(Beginning of Task data)

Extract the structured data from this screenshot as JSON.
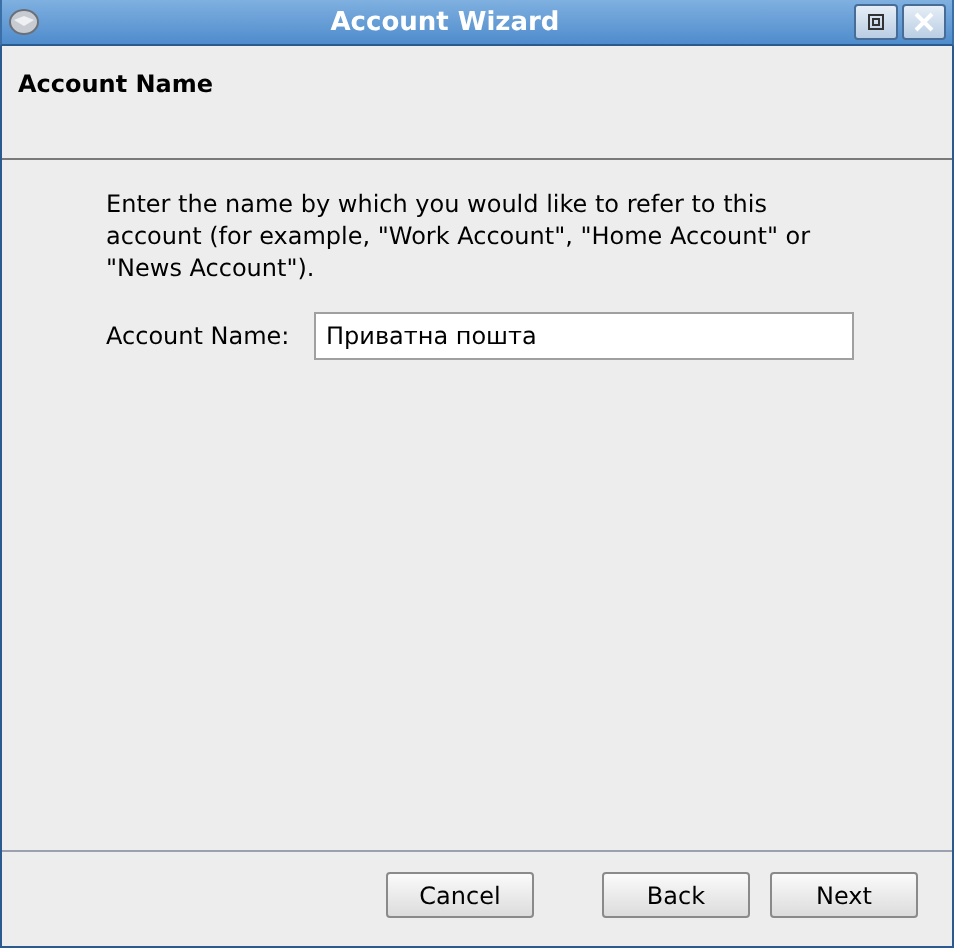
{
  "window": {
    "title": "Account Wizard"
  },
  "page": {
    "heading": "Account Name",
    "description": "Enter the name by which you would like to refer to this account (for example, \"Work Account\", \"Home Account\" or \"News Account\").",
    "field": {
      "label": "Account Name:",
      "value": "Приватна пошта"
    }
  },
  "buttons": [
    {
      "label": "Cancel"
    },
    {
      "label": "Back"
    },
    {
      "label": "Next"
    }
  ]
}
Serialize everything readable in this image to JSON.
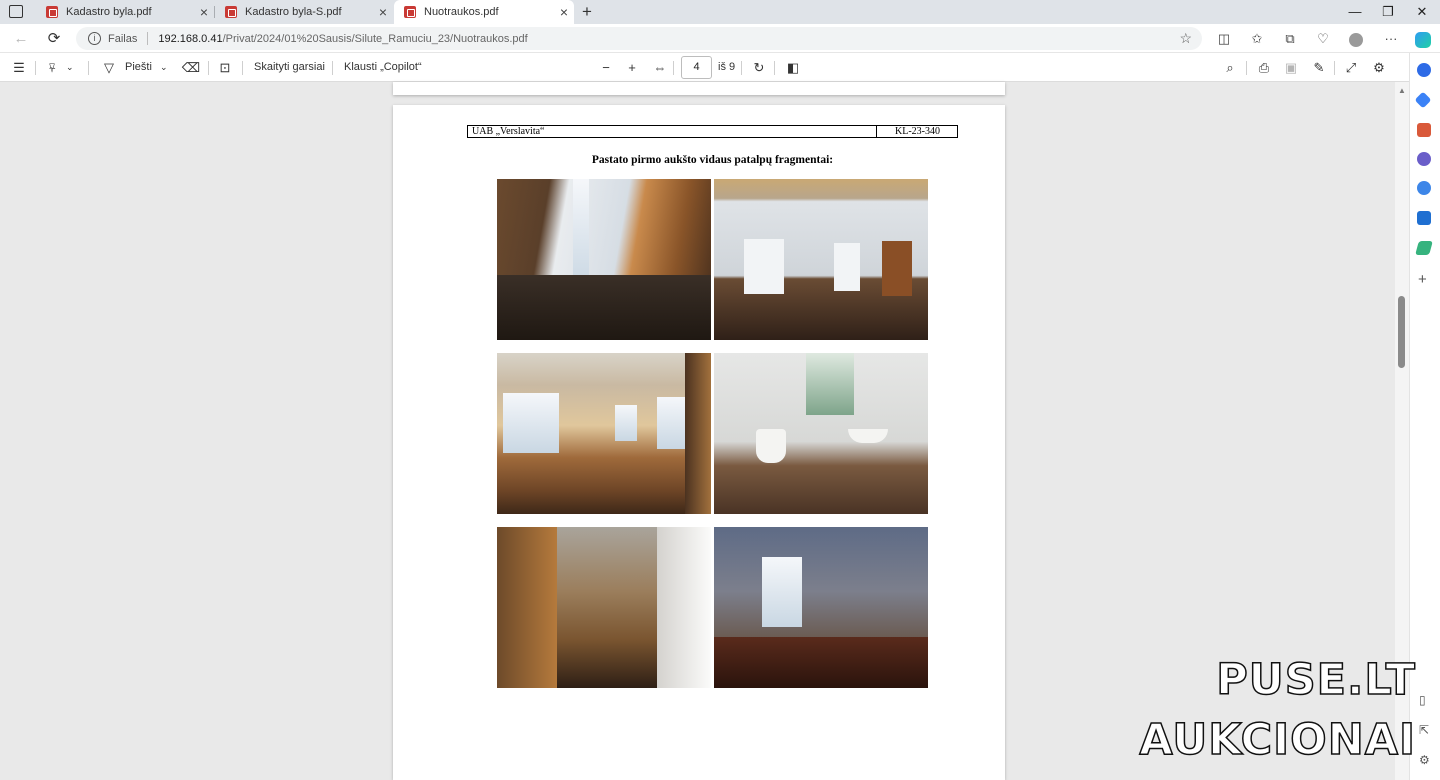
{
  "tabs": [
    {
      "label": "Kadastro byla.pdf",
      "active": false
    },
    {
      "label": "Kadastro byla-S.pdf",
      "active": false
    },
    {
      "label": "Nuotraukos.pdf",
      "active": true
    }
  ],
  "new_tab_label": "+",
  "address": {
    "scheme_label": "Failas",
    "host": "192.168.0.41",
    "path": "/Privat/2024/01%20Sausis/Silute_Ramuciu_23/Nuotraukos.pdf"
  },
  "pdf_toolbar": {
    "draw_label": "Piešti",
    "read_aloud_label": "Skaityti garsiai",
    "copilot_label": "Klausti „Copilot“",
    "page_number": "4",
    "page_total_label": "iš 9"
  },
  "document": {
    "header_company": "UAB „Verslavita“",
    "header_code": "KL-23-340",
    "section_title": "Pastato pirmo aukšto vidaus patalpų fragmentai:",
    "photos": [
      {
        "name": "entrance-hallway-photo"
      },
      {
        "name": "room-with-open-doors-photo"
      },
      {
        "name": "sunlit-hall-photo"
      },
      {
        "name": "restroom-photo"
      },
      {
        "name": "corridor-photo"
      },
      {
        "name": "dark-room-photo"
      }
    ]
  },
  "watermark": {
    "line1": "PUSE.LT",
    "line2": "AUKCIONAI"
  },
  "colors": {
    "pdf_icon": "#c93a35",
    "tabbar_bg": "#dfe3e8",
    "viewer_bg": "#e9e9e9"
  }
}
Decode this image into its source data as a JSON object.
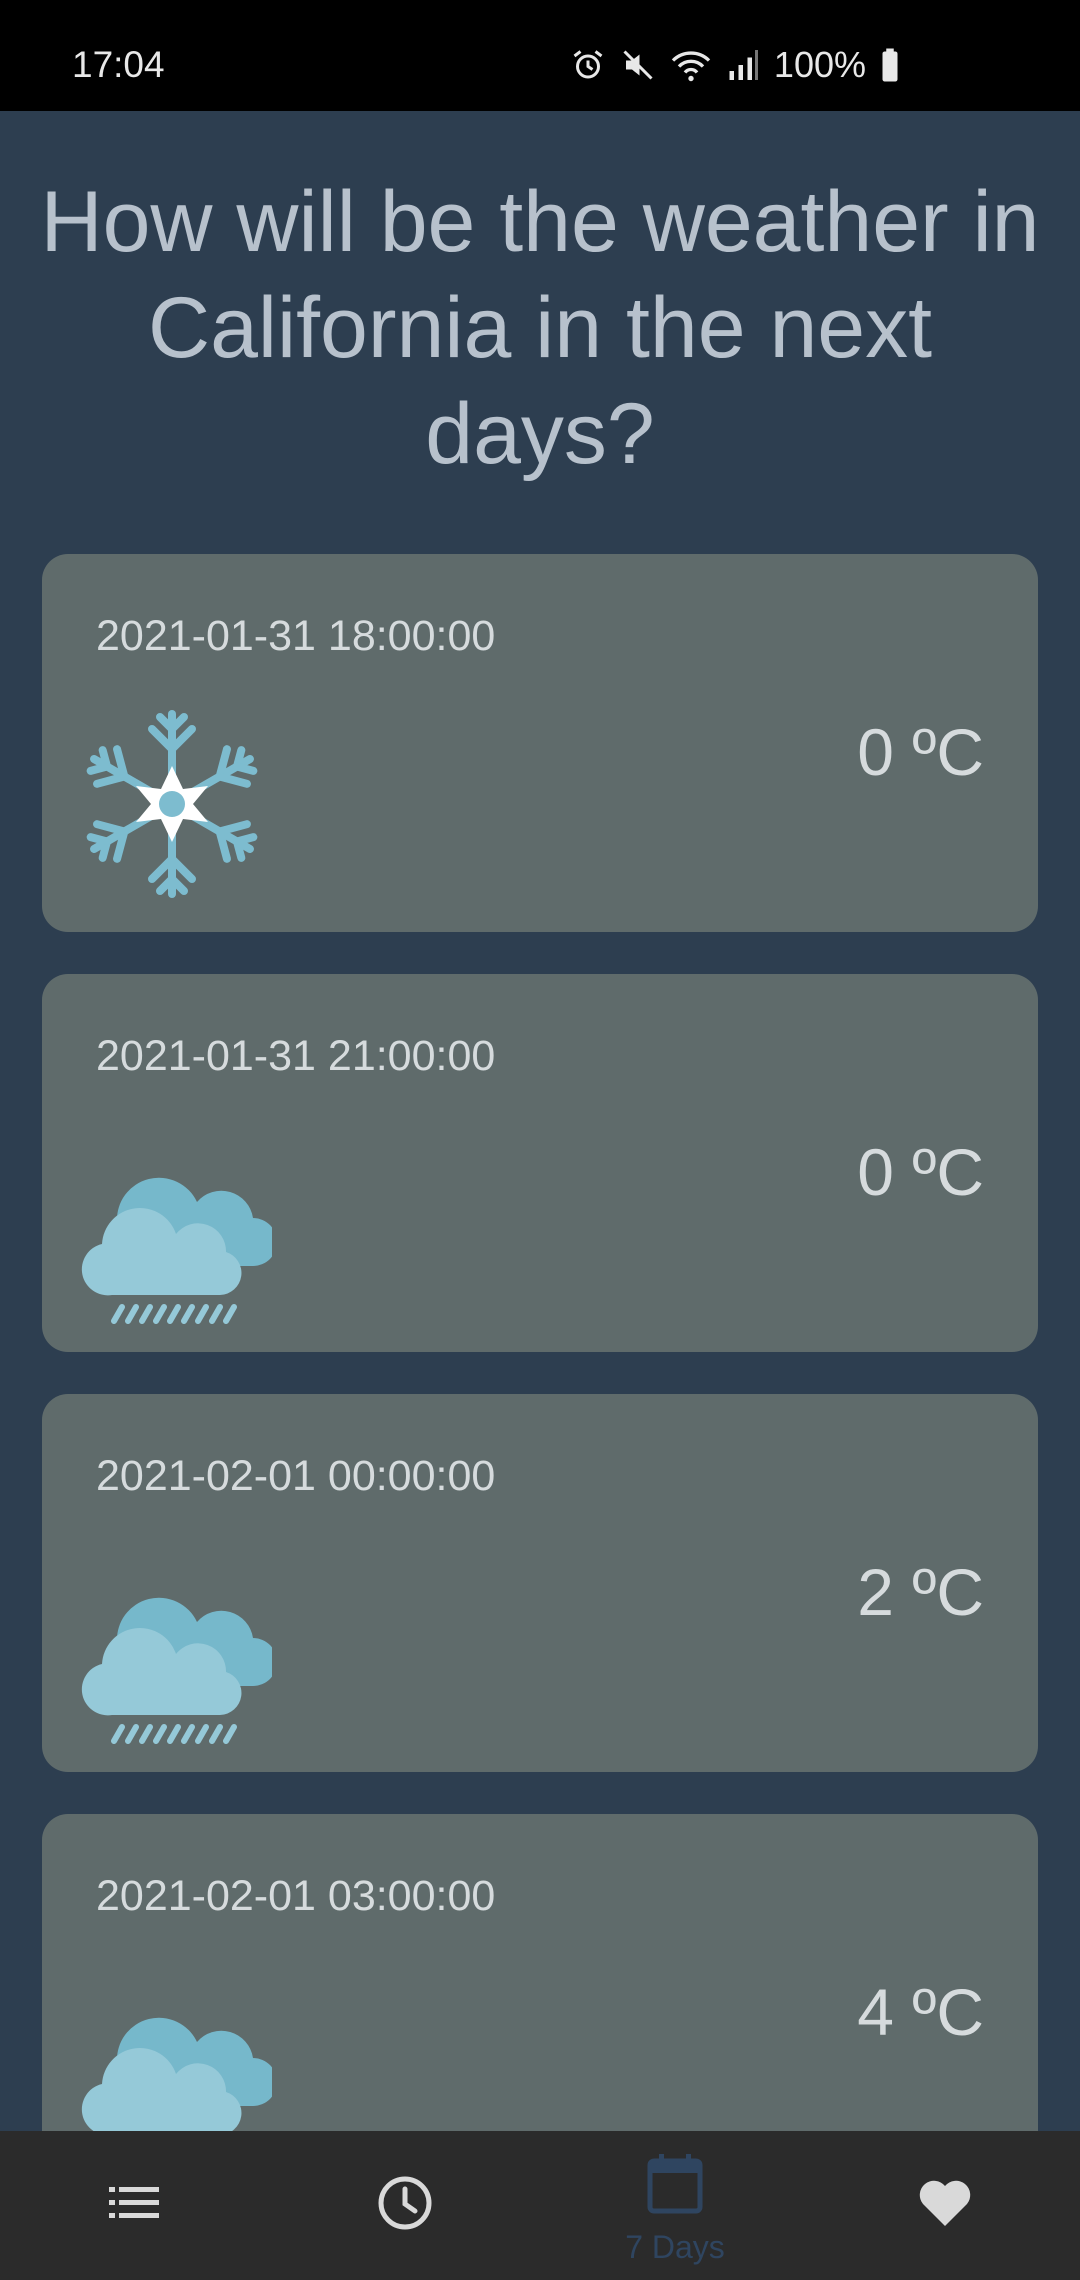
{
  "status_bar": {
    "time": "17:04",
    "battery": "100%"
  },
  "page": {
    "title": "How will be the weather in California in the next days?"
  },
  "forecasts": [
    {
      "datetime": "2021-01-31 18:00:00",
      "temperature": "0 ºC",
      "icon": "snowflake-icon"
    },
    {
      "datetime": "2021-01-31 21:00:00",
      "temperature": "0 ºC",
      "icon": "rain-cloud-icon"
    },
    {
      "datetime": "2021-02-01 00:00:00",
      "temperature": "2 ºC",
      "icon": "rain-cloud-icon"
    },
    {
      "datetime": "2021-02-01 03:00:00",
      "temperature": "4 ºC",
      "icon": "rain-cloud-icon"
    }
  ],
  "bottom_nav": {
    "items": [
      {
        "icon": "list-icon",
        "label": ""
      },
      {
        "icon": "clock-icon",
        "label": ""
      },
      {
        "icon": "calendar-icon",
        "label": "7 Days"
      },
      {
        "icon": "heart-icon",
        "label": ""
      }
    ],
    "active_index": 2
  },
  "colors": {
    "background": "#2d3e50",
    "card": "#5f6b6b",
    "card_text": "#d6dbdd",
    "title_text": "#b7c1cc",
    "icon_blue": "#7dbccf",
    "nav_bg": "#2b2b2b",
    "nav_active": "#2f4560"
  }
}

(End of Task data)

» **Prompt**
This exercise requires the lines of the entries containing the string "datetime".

» **Written reply**
      "datetime": "2021-01-31 18:00:00",
      "datetime": "2021-01-31 21:00:00",
      "datetime": "2021-02-01 00:00:00",
      "datetime": "2021-02-01 03:00:00",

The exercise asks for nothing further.